Omaha is about 500 miles from Hudson-Meng. Norfolk and Grand Island are about 150 miles closer.
But no matter where you start from, you’ll end up about 10,000 years in the past when you visit the Hudson-Meng Bison Kill Research & Visitor Center northwest of Crawford, Neb. It is an archaeological excavation in progress.
Loy Nebergall of Omaha called to tell us about Hudson-Meng, a hidden gem she has visited for years: “There are tons of bones out there.”
The bones of about 900 bison lie buried in an area the size of a football field. This now-extinct species resembled modern bison but was about 20 percent larger with horns that curved outward with a spread of 6 to 10 feet.
The ancient beasts died mysteriously as a group. Initially, as excavation began in the 1970s, it was thought they had been killed in one hunt. Later scientists raised theories of a mysterious mass kill, possibly by disease. Current thought points to wildfire, an ancient scourge that hit the area again last year.

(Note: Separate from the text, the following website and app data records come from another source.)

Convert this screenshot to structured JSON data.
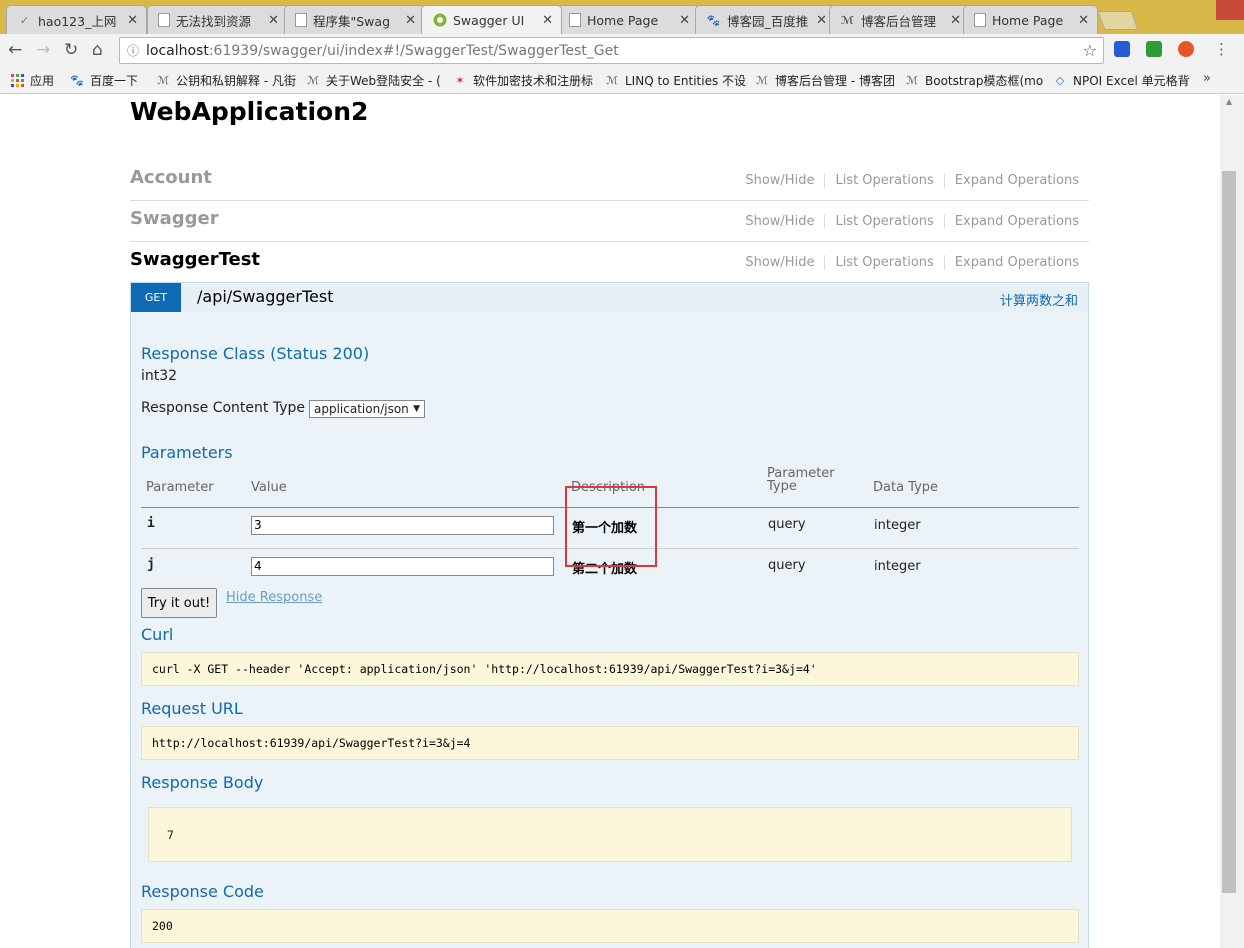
{
  "browser": {
    "tabs": [
      {
        "title": "hao123_上网",
        "active": false
      },
      {
        "title": "无法找到资源",
        "active": false
      },
      {
        "title": "程序集\"Swag",
        "active": false
      },
      {
        "title": "Swagger UI",
        "active": true
      },
      {
        "title": "Home Page",
        "active": false
      },
      {
        "title": "博客园_百度推",
        "active": false
      },
      {
        "title": "博客后台管理",
        "active": false
      },
      {
        "title": "Home Page",
        "active": false
      }
    ],
    "url_host": "localhost",
    "url_rest": ":61939/swagger/ui/index#!/SwaggerTest/SwaggerTest_Get",
    "bookmarks": [
      "应用",
      "百度一下",
      "公钥和私钥解释 - 凡街",
      "关于Web登陆安全 - (",
      "软件加密技术和注册标",
      "LINQ to Entities 不设",
      "博客后台管理 - 博客团",
      "Bootstrap模态框(mo",
      "NPOI Excel 单元格背"
    ],
    "bookmarks_more": "»"
  },
  "page": {
    "title": "WebApplication2",
    "resources": [
      {
        "name": "Account",
        "active": false
      },
      {
        "name": "Swagger",
        "active": false
      },
      {
        "name": "SwaggerTest",
        "active": true
      }
    ],
    "ops_labels": {
      "show_hide": "Show/Hide",
      "list": "List Operations",
      "expand": "Expand Operations"
    },
    "operation": {
      "method": "GET",
      "path": "/api/SwaggerTest",
      "summary": "计算两数之和"
    },
    "response_class_heading": "Response Class (Status 200)",
    "response_class_type": "int32",
    "response_content_type_label": "Response Content Type",
    "response_content_type_value": "application/json",
    "parameters_heading": "Parameters",
    "param_headers": {
      "parameter": "Parameter",
      "value": "Value",
      "description": "Description",
      "parameter_type_1": "Parameter",
      "parameter_type_2": "Type",
      "data_type": "Data Type"
    },
    "params": [
      {
        "name": "i",
        "value": "3",
        "description": "第一个加数",
        "type": "query",
        "data_type": "integer"
      },
      {
        "name": "j",
        "value": "4",
        "description": "第二个加数",
        "type": "query",
        "data_type": "integer"
      }
    ],
    "try_button": "Try it out!",
    "hide_response": "Hide Response",
    "curl_heading": "Curl",
    "curl_command": "curl -X GET --header 'Accept: application/json' 'http://localhost:61939/api/SwaggerTest?i=3&j=4'",
    "request_url_heading": "Request URL",
    "request_url": "http://localhost:61939/api/SwaggerTest?i=3&j=4",
    "response_body_heading": "Response Body",
    "response_body": "7",
    "response_code_heading": "Response Code",
    "response_code": "200"
  },
  "colors": {
    "accent": "#0f6ab4",
    "highlight_box": "#d93a3a",
    "code_background": "#fcf6db",
    "operation_background": "#ebf3f9"
  },
  "icons": {
    "back": "arrow-left-icon",
    "forward": "arrow-right-icon",
    "reload": "reload-icon",
    "home": "home-icon",
    "bookmark_star": "star-icon",
    "menu": "kebab-menu-icon"
  }
}
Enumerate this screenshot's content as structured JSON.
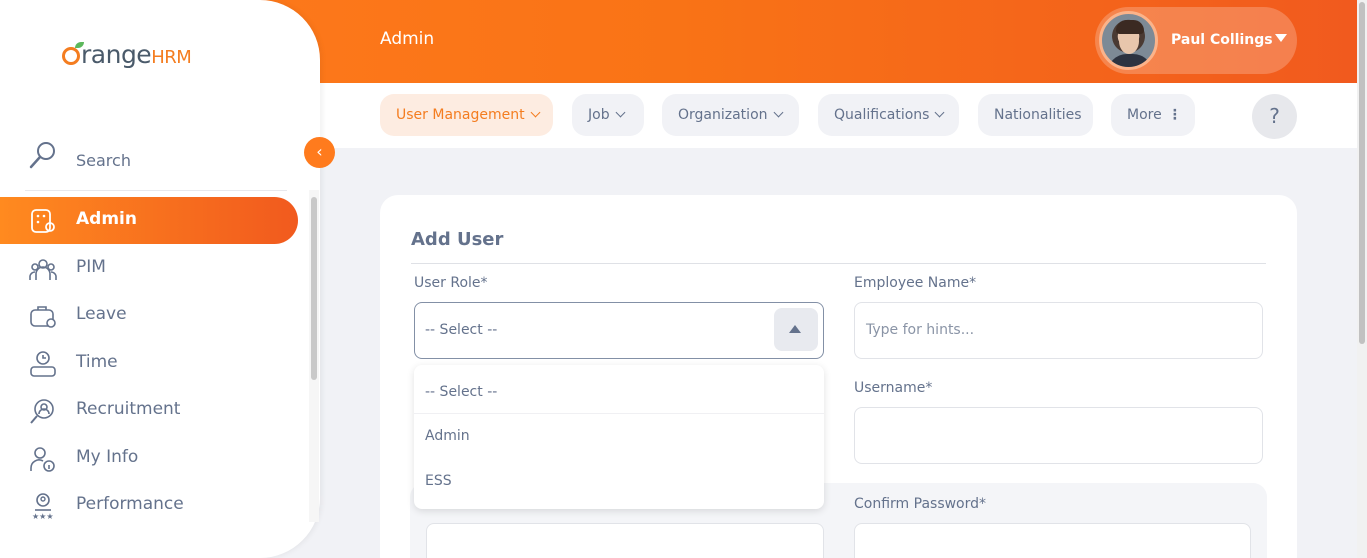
{
  "header": {
    "title": "Admin",
    "user_name": "Paul Collings"
  },
  "nav": {
    "items": [
      {
        "label": "User Management"
      },
      {
        "label": "Job"
      },
      {
        "label": "Organization"
      },
      {
        "label": "Qualifications"
      },
      {
        "label": "Nationalities"
      },
      {
        "label": "More"
      }
    ],
    "help_label": "?"
  },
  "sidebar": {
    "logo_main": "range",
    "logo_suffix": "HRM",
    "search_label": "Search",
    "items": [
      {
        "label": "Admin"
      },
      {
        "label": "PIM"
      },
      {
        "label": "Leave"
      },
      {
        "label": "Time"
      },
      {
        "label": "Recruitment"
      },
      {
        "label": "My Info"
      },
      {
        "label": "Performance"
      }
    ]
  },
  "form": {
    "title": "Add User",
    "user_role_label": "User Role*",
    "user_role_value": "-- Select --",
    "user_role_options": [
      "-- Select --",
      "Admin",
      "ESS"
    ],
    "employee_name_label": "Employee Name*",
    "employee_name_placeholder": "Type for hints...",
    "username_label": "Username*",
    "confirm_password_label": "Confirm Password*"
  },
  "colors": {
    "brand_orange": "#ff7b1d",
    "text": "#64728c"
  }
}
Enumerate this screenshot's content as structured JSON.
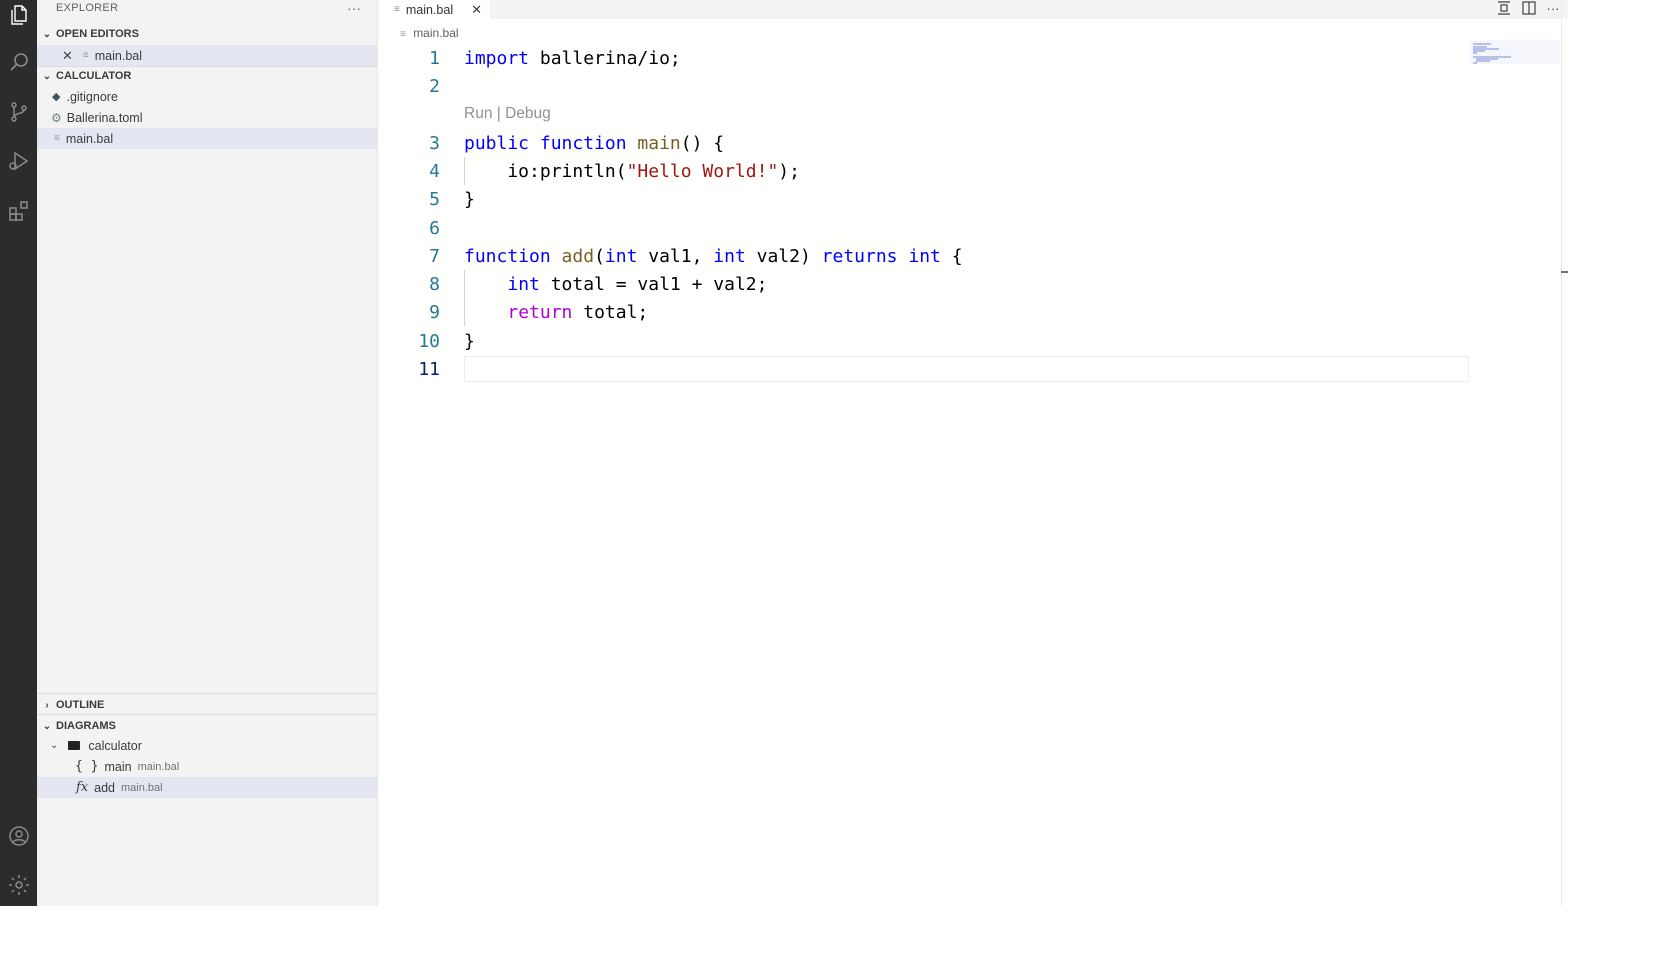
{
  "sidebar": {
    "title": "EXPLORER",
    "more": "···",
    "open_editors": {
      "header": "OPEN EDITORS",
      "items": [
        {
          "name": "main.bal"
        }
      ]
    },
    "calculator": {
      "header": "CALCULATOR",
      "files": [
        {
          "name": ".gitignore"
        },
        {
          "name": "Ballerina.toml"
        },
        {
          "name": "main.bal"
        }
      ]
    },
    "outline": {
      "header": "OUTLINE"
    },
    "diagrams": {
      "header": "DIAGRAMS",
      "folder": "calculator",
      "items": [
        {
          "name": "main",
          "file": "main.bal",
          "icon": "{ }"
        },
        {
          "name": "add",
          "file": "main.bal",
          "icon": "fx"
        }
      ]
    }
  },
  "editor": {
    "tab_label": "main.bal",
    "breadcrumb": "main.bal",
    "code_lens": "Run | Debug",
    "line_numbers": [
      "1",
      "2",
      "3",
      "4",
      "5",
      "6",
      "7",
      "8",
      "9",
      "10",
      "11"
    ],
    "code": {
      "l1_kw": "import",
      "l1_rest": " ballerina/io;",
      "l3_kw1": "public",
      "l3_kw2": "function",
      "l3_fn": "main",
      "l3_rest": "() {",
      "l4_pre": "    io:println(",
      "l4_str": "\"Hello World!\"",
      "l4_post": ");",
      "l5": "}",
      "l7_kw": "function",
      "l7_fn": "add",
      "l7_p1": "(",
      "l7_int1": "int",
      "l7_p2": " val1, ",
      "l7_int2": "int",
      "l7_p3": " val2) ",
      "l7_returns": "returns",
      "l7_int3": "int",
      "l7_p4": " {",
      "l8_int": "int",
      "l8_rest": " total = val1 + val2;",
      "l9_kw": "return",
      "l9_rest": " total;",
      "l10": "}"
    }
  },
  "colors": {
    "keyword": "#0000ff",
    "control": "#af00db",
    "function": "#795e26",
    "string": "#a31515",
    "line_number": "#237893",
    "activity_bar": "#2c2c2c"
  }
}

Hudson-Meng sits in the Oglala National Grassland near Toadstool Geologic Park in northwest Nebraska. A three-mile trail connects the two.
“We are the largest bison kill site in North America,” said Kathleen Hanson, a U.S. Forest Service ranger at Hudson-Meng.
It is matched only by sites in Siberia.
“In the archaeological world, Hudson-Meng is a really big deal. If people are into history and archaeology, it’s great,” said Dennis Kuhnel. He’s director of the property as a forest service employee based in Chadron.
When visiting Hudson-Meng, begin at the corrugated steel research and visitor center on the hill, said Hanson. You can see the vistas of the Great Plains and the Black Hills from the hill.
Inside the building, the bone bed is open for visitors to see. The building also houses a bookstore that sells bottled water and snacks, Hanson said.
There’s a restaurant about a five-minute drive from the site, she said, and picnic tables on the Hudson-Meng grounds.
Be sure to take the outdoor walk that has interpretive signs.
Tours begin inside the building.
“The strength of Hudson-Meng is personal attention in tours,” Kuhnel said.
Rangers frequently demonstrate how to use an atlatl, a spear-throwing device developed by ancient peoples. Visitors can use an atlatl to “hunt” fake bison on a hill, Hanson said.
Volunteers on-site sometimes demonstrate flintknapping, the making of stone tools, which is quite popular in the area, she said.
Hudson-Meng’s 25th annual Knap-In will run Aug. 30 through Sept. 1. New this year will be an atlatl competition.
Kuhnel described the Knap-In as “a gathering of ancient Indian crafters, demonstrators and re-enactors.”
Hudson-Meng is open 9 a.m. to 5 p.m. every day from Memorial Day through Labor Day. Admission is $5 for adults, $4.50 for senior citizens 60 or older, $3 for ages 5 to 12 and free for children 4 and younger.
Tours last about 45 minutes, but can be shortened as needed. Tours aren’t at fixed times but are given as visitors show up. The last time to start a tour each day is 4 p.m.
Wondering about the bison site’s name?
Sheep rancher Albert Meng discovered the bones around 1950 while digging a stock pond. Crawford’s mayor then, Bill Hudson, promoted the site and got a professor from Chadron State College to investigate.
The rest is history.
“We have visitors from all over the U.S.,” Kuhnel said, and a significant number of Europeans. Scientists also have come from Japan and Russia. Word-of-mouth often is how visitors learn of Hudson-Meng, he said. Rangers at Toadstool or Mammoth Site in Hot Springs, S.D., tell tourists about the bison bone bed, he said.
Toadstool, Hudson-Meng and Mammoth are three of the seven stops along the Fossil Freeway. The others, all in Nebraska’s Panhandle, are the Trailside Museum at Fort Robinson State Park, Agate Fossil Beds National Monument, Scotts Bluff National Monument and Wildcat Hills State Recreation Area.
Email hidden gems to email@example.com, or mail them to Hidden Gems, Omaha World-Herald Building, Suite 700, 1314 Douglas St., Omaha, NE 68102-1811.